This commentary originally appeared as an op-ed in the Mount Desert Islander.

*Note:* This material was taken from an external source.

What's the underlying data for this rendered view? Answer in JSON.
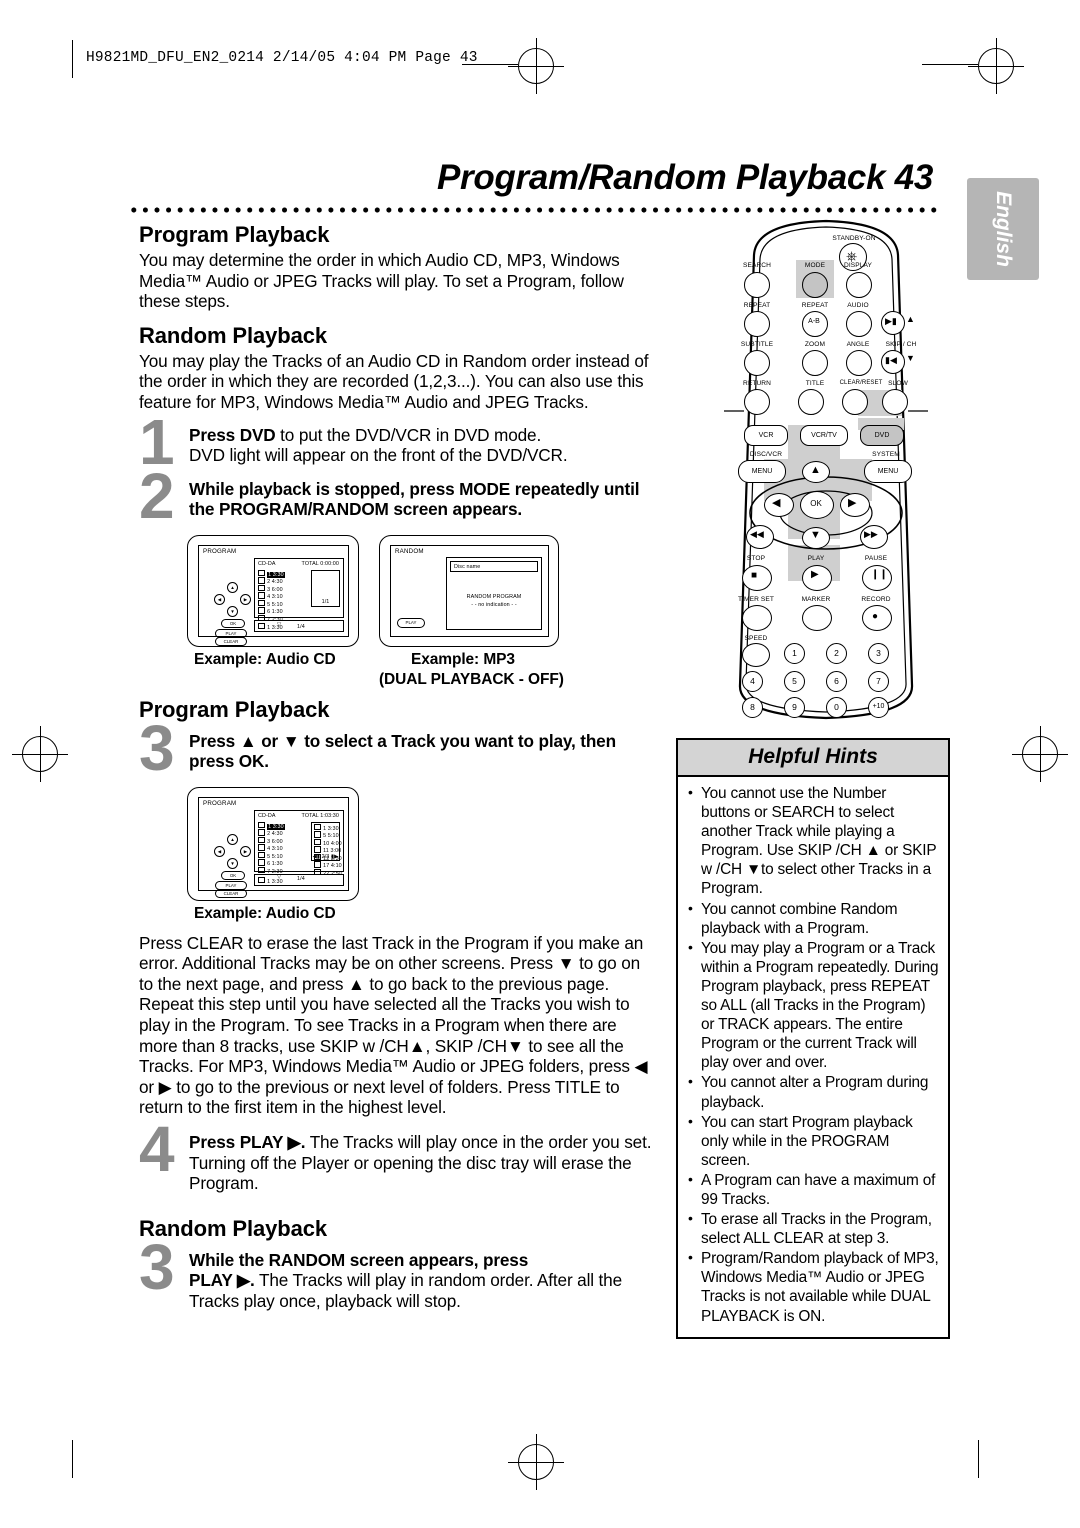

Historically, research has repeatedly shown that juvenile justice interventions often result in outcomes that are the opposite of what was expected or intended. For example, most people would agree that youth who commit crimes need more structure and self-discipline in their lives. This perspective led to the proliferation of military style boot camps in the 1990s designed to reduce delinquent behavior. While this intervention would seem, at face value, to be harmless and well suited for teaching teens to be more responsible, subsequent evaluations showed strikingly different results. That is, boot camp interventions actually increased youth antisocial behavior problems and did so at considerable financial cost.